Interestingly, this was the exact opposite of how people had imagined things would be. The researchers had asked participants to imagine the outcome of the study beforehand, and people consistently believed that the lucky people who were given the exciting experience would feel better, both whilst watching the video and when discussing it afterwards. This would also include feeling a greater part of the group.
“Extraordinary experiences are pleasurable in the moment but can leave us socially worse off in the long run. The participants in our study mistakenly thought that having an extraordinary experience would make them the star of the conversation. But they were wrong, because to be extraordinary is to be different than other people, and social interaction is grounded in similarities.”
It brings to mind previous posts on the relative popularity of innovators. There have been various studies highlighting how people with innovative thoughts and ideas are often ostracized by those who would much rather things stay just as they are.
It emerged that when people voice creative ideas, they are viewed by others as having less leadership potential. That’s particularly true in times of economic uncertainty. The data suggest that, when the going gets tough, people crave the security that comes from having leaders who preserve the status quo.
A second study goes as far as to suggest that the mere idea of wanting creative and innovative ideas is a load of rubbish. The research team found that we have an inverse relationship with creativity. They found that new things can make us feel uncertain, and this uncertainty makes us feel uncomfortable, which of course makes us wary of innovation.
The original paper concludes on a rather depressing note, suggesting that the key to happiness is finding common ground with other people.
“When choosing between experiences, don’t just think about how they will feel when they happen — think about how they will impact your social interactions.

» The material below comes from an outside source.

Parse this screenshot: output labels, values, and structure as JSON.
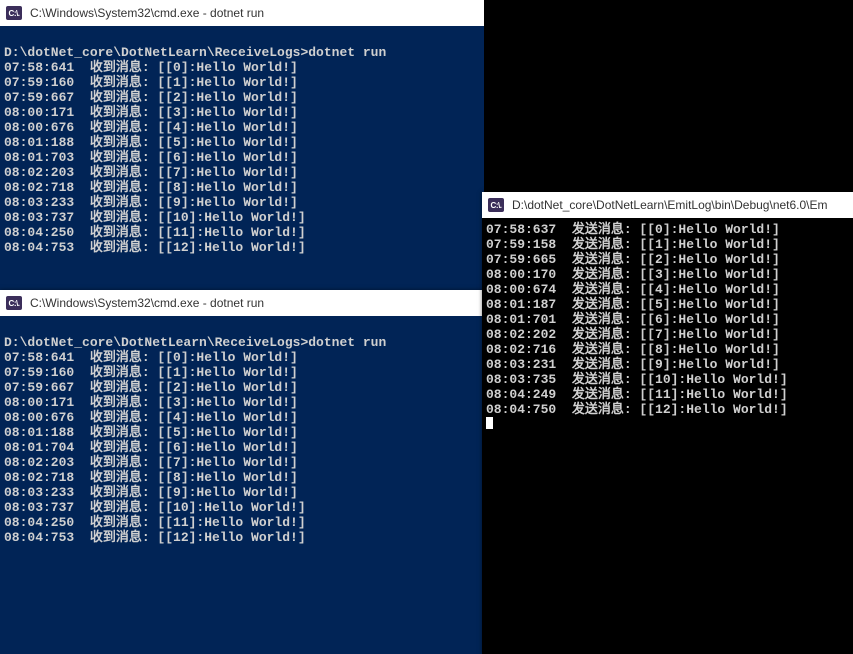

If an experience turns you into someone who has nothing in common with others, then no matter how good it was, it won’t make you happy in the long run.”
All of which isn’t great news for those seeking to initiate change in the workplace.